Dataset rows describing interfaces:
***
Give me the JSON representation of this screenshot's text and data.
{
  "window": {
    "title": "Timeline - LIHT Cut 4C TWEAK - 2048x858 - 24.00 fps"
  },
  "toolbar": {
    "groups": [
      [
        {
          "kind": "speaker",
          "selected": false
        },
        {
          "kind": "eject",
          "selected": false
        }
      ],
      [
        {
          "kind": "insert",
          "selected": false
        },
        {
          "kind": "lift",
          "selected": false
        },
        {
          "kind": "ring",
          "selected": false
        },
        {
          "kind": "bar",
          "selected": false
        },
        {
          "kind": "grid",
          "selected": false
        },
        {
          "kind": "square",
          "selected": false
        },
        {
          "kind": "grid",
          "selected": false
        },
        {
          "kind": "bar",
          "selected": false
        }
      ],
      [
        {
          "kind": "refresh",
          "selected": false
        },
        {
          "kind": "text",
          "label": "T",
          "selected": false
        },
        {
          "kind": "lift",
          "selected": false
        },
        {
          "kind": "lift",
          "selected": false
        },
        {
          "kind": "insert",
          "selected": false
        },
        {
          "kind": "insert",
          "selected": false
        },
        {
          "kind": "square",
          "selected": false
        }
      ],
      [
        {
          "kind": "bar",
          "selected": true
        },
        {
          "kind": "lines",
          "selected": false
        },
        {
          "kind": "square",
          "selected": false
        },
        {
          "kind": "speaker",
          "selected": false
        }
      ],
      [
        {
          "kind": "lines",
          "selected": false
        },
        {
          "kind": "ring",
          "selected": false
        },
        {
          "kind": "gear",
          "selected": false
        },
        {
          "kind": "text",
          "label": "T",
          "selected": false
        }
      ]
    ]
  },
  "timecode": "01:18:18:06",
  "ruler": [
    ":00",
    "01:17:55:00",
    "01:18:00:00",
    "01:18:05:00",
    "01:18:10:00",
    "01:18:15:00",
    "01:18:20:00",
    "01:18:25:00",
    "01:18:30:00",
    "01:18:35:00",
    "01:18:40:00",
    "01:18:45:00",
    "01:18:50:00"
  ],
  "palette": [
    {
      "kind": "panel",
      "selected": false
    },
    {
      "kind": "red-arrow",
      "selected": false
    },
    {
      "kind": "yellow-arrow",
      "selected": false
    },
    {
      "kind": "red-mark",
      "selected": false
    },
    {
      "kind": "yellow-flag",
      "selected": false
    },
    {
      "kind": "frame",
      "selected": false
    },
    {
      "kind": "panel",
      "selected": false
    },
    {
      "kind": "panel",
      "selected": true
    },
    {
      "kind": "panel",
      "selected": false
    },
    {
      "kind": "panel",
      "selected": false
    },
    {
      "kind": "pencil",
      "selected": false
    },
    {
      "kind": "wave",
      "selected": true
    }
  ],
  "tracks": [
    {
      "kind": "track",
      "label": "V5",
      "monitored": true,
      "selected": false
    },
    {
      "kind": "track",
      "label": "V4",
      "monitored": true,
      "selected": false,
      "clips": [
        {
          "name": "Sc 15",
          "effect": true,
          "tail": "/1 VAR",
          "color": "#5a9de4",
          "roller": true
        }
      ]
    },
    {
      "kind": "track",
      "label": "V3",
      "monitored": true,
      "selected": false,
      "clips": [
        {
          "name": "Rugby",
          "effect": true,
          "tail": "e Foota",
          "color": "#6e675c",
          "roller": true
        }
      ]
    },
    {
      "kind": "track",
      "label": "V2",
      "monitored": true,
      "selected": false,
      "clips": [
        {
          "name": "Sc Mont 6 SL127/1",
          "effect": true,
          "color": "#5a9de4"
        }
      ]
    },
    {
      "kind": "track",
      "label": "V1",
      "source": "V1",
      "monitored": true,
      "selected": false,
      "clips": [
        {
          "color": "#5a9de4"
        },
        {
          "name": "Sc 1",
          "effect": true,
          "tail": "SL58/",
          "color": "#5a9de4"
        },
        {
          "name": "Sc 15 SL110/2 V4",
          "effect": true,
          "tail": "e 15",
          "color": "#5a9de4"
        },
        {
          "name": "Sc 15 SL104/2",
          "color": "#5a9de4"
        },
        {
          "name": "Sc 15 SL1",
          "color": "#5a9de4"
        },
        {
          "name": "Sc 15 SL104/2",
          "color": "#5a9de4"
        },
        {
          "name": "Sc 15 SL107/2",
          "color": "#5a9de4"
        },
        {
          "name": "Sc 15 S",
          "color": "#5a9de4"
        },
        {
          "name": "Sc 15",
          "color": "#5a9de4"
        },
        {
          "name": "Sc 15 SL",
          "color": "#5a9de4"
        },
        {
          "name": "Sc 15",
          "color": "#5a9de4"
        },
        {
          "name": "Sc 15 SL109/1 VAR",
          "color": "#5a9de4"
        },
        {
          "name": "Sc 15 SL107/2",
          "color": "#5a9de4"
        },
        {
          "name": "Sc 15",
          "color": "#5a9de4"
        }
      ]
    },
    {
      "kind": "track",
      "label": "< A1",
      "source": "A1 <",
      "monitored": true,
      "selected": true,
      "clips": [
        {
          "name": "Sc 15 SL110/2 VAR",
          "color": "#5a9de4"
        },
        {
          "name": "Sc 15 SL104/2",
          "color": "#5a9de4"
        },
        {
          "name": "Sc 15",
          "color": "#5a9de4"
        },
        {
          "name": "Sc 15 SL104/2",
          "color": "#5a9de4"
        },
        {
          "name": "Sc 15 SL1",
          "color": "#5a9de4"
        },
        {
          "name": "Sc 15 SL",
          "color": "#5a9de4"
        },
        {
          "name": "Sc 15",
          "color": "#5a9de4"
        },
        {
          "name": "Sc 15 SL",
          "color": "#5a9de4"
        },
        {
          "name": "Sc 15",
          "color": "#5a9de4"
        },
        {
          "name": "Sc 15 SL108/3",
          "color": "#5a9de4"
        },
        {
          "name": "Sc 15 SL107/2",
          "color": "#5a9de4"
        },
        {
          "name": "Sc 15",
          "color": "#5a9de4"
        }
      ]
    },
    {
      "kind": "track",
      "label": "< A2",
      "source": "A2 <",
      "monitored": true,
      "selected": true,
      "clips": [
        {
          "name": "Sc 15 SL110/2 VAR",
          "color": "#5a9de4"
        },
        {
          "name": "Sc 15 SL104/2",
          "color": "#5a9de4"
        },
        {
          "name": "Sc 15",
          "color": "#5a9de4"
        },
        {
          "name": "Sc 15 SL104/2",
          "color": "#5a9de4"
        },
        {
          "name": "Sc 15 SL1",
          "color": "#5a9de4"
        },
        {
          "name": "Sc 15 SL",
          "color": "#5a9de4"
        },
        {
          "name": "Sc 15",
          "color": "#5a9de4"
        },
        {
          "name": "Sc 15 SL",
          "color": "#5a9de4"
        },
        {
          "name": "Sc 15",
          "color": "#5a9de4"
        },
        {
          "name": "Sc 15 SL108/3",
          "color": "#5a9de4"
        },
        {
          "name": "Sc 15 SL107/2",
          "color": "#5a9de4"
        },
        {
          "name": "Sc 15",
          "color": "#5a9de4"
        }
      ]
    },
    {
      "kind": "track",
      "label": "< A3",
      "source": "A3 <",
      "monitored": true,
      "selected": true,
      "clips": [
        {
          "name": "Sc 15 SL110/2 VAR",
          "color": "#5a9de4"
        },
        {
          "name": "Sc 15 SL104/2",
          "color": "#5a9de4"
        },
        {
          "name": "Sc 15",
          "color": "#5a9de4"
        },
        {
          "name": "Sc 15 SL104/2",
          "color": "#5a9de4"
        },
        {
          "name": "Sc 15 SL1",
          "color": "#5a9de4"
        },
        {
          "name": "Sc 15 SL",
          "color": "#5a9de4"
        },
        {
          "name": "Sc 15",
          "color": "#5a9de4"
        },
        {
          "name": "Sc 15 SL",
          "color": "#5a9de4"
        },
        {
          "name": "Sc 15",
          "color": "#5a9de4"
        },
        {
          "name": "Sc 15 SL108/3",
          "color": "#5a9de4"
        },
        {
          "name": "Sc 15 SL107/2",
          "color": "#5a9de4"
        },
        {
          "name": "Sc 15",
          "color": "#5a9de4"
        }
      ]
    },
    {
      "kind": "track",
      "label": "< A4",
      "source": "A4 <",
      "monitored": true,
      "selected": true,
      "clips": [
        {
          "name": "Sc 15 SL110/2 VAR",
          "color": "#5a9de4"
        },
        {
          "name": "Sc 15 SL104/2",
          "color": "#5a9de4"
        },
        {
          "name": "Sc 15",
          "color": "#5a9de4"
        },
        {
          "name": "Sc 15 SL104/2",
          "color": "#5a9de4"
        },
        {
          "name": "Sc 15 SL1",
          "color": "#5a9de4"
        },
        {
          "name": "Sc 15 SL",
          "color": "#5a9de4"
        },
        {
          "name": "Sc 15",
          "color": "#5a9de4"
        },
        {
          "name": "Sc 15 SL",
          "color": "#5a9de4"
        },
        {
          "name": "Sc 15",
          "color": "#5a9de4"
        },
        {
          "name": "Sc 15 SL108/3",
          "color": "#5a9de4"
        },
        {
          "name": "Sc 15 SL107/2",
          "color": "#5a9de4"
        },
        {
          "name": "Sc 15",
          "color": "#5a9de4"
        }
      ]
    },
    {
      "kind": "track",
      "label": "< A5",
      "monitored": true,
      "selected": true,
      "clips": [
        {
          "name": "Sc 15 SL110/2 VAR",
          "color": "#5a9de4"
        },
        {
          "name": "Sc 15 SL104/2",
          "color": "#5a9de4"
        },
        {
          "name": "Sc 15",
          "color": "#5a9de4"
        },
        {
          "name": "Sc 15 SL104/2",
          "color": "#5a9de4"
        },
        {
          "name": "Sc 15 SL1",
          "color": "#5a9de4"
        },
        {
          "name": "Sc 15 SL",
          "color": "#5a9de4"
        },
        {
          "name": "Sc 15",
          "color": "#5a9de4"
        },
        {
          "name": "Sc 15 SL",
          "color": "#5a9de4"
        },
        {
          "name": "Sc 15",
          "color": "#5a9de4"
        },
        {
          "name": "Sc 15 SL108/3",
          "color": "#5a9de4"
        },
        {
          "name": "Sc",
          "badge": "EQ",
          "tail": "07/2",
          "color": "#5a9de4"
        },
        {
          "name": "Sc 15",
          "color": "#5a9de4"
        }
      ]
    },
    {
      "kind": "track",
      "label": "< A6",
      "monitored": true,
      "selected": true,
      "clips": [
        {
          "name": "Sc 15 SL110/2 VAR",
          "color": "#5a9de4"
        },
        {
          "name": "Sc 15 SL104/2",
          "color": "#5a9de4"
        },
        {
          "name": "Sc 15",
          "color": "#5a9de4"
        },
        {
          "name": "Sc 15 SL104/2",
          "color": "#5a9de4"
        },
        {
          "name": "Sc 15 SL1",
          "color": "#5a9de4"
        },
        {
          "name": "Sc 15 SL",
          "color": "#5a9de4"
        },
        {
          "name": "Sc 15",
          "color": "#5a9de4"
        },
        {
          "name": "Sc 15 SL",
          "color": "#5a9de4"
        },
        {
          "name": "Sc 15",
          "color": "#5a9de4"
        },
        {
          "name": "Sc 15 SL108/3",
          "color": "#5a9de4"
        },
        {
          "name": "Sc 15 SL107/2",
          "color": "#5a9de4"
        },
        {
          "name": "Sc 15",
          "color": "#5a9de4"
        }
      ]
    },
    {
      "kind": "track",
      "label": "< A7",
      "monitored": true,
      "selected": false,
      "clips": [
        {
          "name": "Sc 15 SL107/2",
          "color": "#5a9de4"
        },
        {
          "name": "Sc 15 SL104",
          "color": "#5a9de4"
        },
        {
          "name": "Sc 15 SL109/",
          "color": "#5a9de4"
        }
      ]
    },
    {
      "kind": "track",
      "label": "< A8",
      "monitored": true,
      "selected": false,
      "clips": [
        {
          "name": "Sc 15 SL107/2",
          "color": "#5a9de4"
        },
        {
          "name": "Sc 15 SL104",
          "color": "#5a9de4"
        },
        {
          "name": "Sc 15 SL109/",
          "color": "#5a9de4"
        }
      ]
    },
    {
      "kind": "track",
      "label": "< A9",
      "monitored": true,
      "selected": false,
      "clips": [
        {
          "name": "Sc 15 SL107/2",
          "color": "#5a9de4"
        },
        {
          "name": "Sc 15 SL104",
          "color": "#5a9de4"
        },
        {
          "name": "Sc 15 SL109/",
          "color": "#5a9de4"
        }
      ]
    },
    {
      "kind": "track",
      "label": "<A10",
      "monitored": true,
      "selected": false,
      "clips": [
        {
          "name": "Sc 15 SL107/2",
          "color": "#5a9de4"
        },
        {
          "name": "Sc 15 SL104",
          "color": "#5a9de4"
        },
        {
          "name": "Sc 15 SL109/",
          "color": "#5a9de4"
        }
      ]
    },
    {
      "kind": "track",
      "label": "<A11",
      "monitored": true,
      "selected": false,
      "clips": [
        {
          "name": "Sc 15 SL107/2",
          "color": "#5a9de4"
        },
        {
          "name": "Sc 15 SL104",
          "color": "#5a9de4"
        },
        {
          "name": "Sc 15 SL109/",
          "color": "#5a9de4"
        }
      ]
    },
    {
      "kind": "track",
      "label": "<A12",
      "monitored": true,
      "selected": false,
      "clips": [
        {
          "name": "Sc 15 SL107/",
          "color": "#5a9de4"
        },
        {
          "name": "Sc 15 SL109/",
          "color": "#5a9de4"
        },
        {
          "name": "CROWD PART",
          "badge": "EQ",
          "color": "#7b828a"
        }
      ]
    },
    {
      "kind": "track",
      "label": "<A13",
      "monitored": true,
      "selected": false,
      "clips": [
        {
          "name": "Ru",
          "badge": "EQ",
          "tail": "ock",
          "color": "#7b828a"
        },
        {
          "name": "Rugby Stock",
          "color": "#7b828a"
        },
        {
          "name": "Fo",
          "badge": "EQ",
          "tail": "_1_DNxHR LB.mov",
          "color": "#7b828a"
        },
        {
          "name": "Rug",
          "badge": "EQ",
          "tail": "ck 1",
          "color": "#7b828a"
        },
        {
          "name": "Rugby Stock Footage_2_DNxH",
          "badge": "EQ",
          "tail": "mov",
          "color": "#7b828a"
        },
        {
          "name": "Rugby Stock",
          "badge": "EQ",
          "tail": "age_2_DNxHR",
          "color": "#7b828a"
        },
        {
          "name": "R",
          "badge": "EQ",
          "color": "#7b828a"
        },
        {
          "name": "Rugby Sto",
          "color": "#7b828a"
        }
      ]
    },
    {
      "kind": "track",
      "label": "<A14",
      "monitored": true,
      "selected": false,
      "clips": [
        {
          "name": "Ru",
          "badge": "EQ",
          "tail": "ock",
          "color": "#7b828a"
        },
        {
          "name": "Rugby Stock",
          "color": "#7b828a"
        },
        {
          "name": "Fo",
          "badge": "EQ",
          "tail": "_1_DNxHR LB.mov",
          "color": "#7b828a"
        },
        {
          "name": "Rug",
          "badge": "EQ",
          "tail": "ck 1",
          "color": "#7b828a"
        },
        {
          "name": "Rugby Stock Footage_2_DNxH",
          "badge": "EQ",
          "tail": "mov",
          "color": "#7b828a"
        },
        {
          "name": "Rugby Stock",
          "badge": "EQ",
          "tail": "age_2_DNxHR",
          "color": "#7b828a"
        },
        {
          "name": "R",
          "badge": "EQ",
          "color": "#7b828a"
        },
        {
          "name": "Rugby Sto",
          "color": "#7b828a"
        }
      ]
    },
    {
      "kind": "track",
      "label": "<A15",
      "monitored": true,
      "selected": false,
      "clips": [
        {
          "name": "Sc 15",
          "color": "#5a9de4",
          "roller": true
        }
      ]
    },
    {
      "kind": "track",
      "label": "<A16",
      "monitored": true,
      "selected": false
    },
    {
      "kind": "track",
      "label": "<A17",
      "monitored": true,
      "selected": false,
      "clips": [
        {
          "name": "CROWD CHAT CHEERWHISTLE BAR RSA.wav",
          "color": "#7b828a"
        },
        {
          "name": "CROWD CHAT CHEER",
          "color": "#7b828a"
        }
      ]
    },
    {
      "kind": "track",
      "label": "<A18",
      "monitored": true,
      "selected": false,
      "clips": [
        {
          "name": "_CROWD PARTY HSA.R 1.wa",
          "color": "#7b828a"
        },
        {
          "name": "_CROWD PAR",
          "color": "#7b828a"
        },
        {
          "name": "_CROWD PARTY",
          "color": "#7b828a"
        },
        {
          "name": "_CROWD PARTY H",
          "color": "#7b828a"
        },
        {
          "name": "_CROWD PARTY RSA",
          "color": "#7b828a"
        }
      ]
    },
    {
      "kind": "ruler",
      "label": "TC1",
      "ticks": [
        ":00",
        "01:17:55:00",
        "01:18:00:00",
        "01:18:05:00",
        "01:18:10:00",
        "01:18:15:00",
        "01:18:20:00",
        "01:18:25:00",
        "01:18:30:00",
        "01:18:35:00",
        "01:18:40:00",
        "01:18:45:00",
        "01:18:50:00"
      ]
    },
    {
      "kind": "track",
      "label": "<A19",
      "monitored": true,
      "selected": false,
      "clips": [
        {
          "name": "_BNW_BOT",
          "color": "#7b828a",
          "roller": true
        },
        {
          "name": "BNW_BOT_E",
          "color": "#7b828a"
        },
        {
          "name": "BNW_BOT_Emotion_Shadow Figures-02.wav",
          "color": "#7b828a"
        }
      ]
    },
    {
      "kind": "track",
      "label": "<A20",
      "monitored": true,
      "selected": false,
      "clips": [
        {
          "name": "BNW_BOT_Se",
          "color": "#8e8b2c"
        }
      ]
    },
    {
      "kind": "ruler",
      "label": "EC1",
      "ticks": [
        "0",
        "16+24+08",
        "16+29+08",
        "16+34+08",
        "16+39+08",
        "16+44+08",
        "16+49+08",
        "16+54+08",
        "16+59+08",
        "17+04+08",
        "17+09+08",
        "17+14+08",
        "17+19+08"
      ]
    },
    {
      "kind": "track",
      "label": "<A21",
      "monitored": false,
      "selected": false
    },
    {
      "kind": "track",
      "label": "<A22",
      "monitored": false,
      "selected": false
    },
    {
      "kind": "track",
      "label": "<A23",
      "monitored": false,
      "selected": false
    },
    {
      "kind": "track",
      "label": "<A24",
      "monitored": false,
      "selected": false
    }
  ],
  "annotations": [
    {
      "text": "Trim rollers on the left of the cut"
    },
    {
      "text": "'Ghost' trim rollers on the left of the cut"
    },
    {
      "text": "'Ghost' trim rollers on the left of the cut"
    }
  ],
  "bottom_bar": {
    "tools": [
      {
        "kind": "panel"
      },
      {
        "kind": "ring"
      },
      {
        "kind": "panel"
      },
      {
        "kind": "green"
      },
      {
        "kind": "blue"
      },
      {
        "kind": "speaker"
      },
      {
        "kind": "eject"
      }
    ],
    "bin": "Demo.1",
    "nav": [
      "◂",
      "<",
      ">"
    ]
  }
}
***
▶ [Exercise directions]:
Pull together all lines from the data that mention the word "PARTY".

▶ [Response area]:
          "name": "_CROWD PARTY HSA.R 1.wa",
          "name": "_CROWD PARTY",
          "name": "_CROWD PARTY H",
          "name": "_CROWD PARTY RSA",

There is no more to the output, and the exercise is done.